Input.
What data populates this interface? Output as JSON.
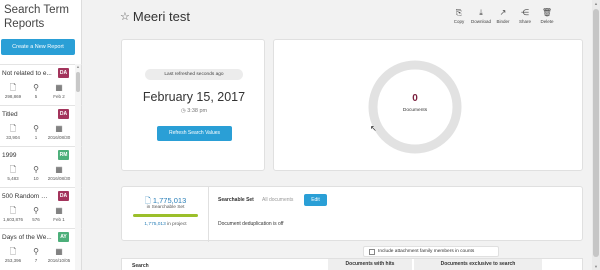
{
  "sidebar": {
    "title": "Search Term Reports",
    "create_button": "Create a New Report",
    "items": [
      {
        "name": "Not related to e...",
        "badge": "DA",
        "badge_color": "#a3345c",
        "docs": "298,869",
        "searches": "5",
        "date": "Feb 2"
      },
      {
        "name": "Titled",
        "badge": "DA",
        "badge_color": "#a3345c",
        "docs": "33,904",
        "searches": "1",
        "date": "2016/08/30"
      },
      {
        "name": "1999",
        "badge": "RM",
        "badge_color": "#4caf7a",
        "docs": "5,483",
        "searches": "10",
        "date": "2016/08/30"
      },
      {
        "name": "500 Random W...",
        "badge": "DA",
        "badge_color": "#a3345c",
        "docs": "1,603,876",
        "searches": "576",
        "date": "Feb 1"
      },
      {
        "name": "Days of the We...",
        "badge": "AY",
        "badge_color": "#4caf7a",
        "docs": "253,396",
        "searches": "7",
        "date": "2016/10/05"
      }
    ]
  },
  "header": {
    "title": "Meeri test",
    "toolbar": [
      {
        "label": "Copy",
        "icon": "copy-icon",
        "glyph": "⎘"
      },
      {
        "label": "Download",
        "icon": "download-icon",
        "glyph": "⤓"
      },
      {
        "label": "Binder",
        "icon": "binder-icon",
        "glyph": "↗"
      },
      {
        "label": "Share",
        "icon": "share-icon",
        "glyph": "⋲"
      },
      {
        "label": "Delete",
        "icon": "delete-icon",
        "glyph": "🗑"
      }
    ]
  },
  "date_card": {
    "refreshed": "Last refreshed seconds ago",
    "date": "February 15, 2017",
    "time": "3:38 pm",
    "refresh_button": "Refresh Search Values"
  },
  "donut": {
    "value": "0",
    "label": "Documents",
    "fraction": 0
  },
  "set_card": {
    "count": "1,775,013",
    "count_label": "in Searchable Set",
    "project_count": "1,775,013",
    "project_label": "in project",
    "searchable_set_label": "Searchable Set",
    "searchable_set_value": "All documents",
    "edit_button": "Edit",
    "dedup_text": "Document deduplication is off"
  },
  "include_family_label": "Include attachment family members in counts",
  "results_header": {
    "search": "Search",
    "hits": "Documents with hits",
    "exclusive": "Documents exclusive to search"
  },
  "colors": {
    "accent": "#2a9fd6",
    "donut_track": "#e2e2e2",
    "count_bar": "#9bbf2a",
    "donut_value": "#7a1f3d"
  }
}
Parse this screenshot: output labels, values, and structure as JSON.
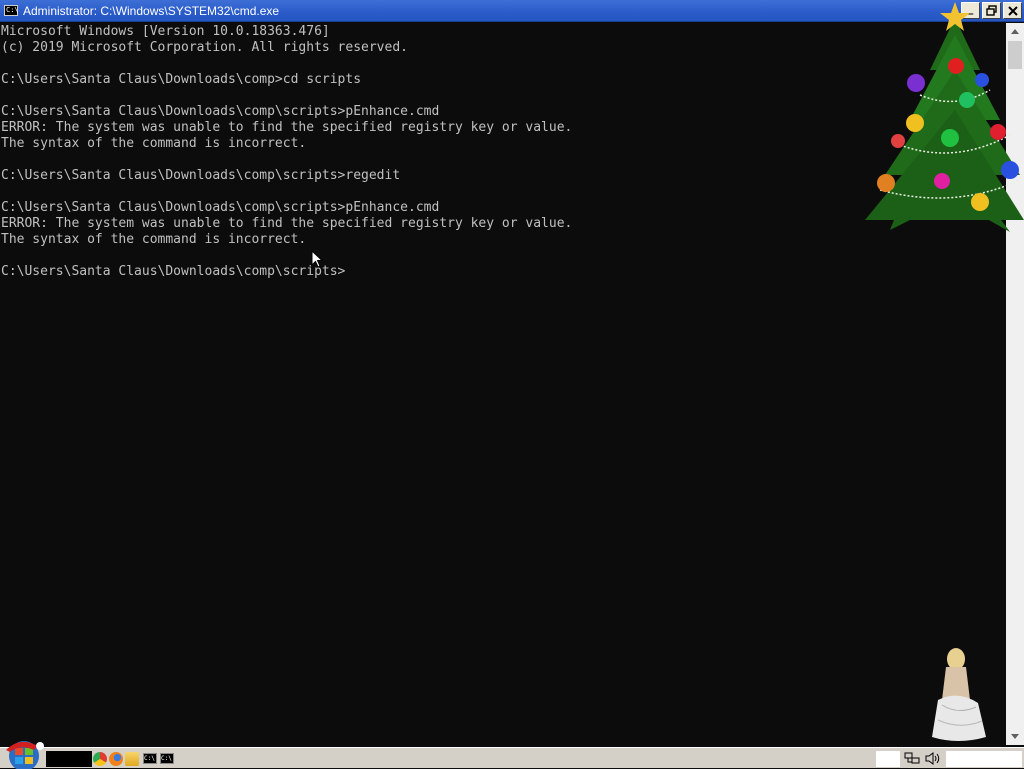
{
  "window": {
    "title": "Administrator: C:\\Windows\\SYSTEM32\\cmd.exe",
    "icon": "cmd-icon",
    "buttons": {
      "minimize": "_",
      "restore": "🗗",
      "close": "✕"
    }
  },
  "console": {
    "lines": [
      "Microsoft Windows [Version 10.0.18363.476]",
      "(c) 2019 Microsoft Corporation. All rights reserved.",
      "",
      "C:\\Users\\Santa Claus\\Downloads\\comp>cd scripts",
      "",
      "C:\\Users\\Santa Claus\\Downloads\\comp\\scripts>pEnhance.cmd",
      "ERROR: The system was unable to find the specified registry key or value.",
      "The syntax of the command is incorrect.",
      "",
      "C:\\Users\\Santa Claus\\Downloads\\comp\\scripts>regedit",
      "",
      "C:\\Users\\Santa Claus\\Downloads\\comp\\scripts>pEnhance.cmd",
      "ERROR: The system was unable to find the specified registry key or value.",
      "The syntax of the command is incorrect.",
      "",
      "C:\\Users\\Santa Claus\\Downloads\\comp\\scripts>"
    ],
    "text_color": "#c0c0c0",
    "background": "#0c0c0c"
  },
  "taskbar": {
    "quick_launch": [
      "chrome-icon",
      "firefox-icon",
      "file-explorer-icon",
      "cmd-icon",
      "cmd-icon"
    ],
    "tray": [
      "network-icon",
      "volume-icon"
    ]
  },
  "desktop_decorations": [
    "christmas-tree",
    "figurine"
  ]
}
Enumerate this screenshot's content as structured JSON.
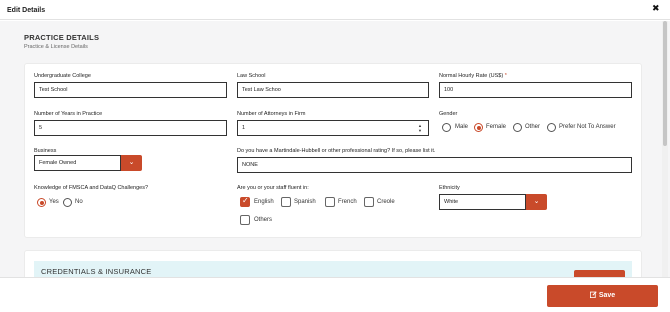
{
  "modal": {
    "title": "Edit Details",
    "close_glyph": "✖"
  },
  "practice": {
    "title": "PRACTICE DETAILS",
    "subtitle": "Practice & License Details"
  },
  "fields": {
    "undergrad": {
      "label": "Undergraduate College",
      "value": "Test School"
    },
    "law_school": {
      "label": "Law School",
      "value": "Test Law Schoo"
    },
    "hourly_rate": {
      "label": "Normal Hourly Rate (US$)",
      "required": "*",
      "value": "100"
    },
    "years": {
      "label": "Number of Years in Practice",
      "value": "5"
    },
    "attorneys": {
      "label": "Number of Attorneys in Firm",
      "value": "1"
    },
    "gender": {
      "label": "Gender",
      "options": [
        "Male",
        "Female",
        "Other",
        "Prefer Not To Answer"
      ],
      "selected": "Female"
    },
    "business": {
      "label": "Business",
      "value": "Female Owned"
    },
    "rating": {
      "label": "Do you have a Martindale-Hubbell or other professional rating? If so, please list it.",
      "value": "NONE"
    },
    "fmsca": {
      "label": "Knowledge of FMSCA and DataQ Challenges?",
      "options": [
        "Yes",
        "No"
      ],
      "selected": "Yes"
    },
    "languages": {
      "label": "Are you or your staff fluent in:",
      "options": [
        "English",
        "Spanish",
        "French",
        "Creole",
        "Others"
      ],
      "checked": [
        "English"
      ]
    },
    "ethnicity": {
      "label": "Ethnicity",
      "value": "White"
    }
  },
  "credentials": {
    "title": "CREDENTIALS & INSURANCE"
  },
  "footer": {
    "save_label": "Save"
  },
  "colors": {
    "accent": "#c94a2a",
    "cred_header_bg": "#e2f4f7",
    "page_bg": "#f5f5f6"
  }
}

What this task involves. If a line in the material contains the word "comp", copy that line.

Finished exercise.
      "C:\\Users\\Santa Claus\\Downloads\\comp>cd scripts",
      "C:\\Users\\Santa Claus\\Downloads\\comp\\scripts>pEnhance.cmd",
      "C:\\Users\\Santa Claus\\Downloads\\comp\\scripts>regedit",
      "C:\\Users\\Santa Claus\\Downloads\\comp\\scripts>pEnhance.cmd",
      "C:\\Users\\Santa Claus\\Downloads\\comp\\scripts>"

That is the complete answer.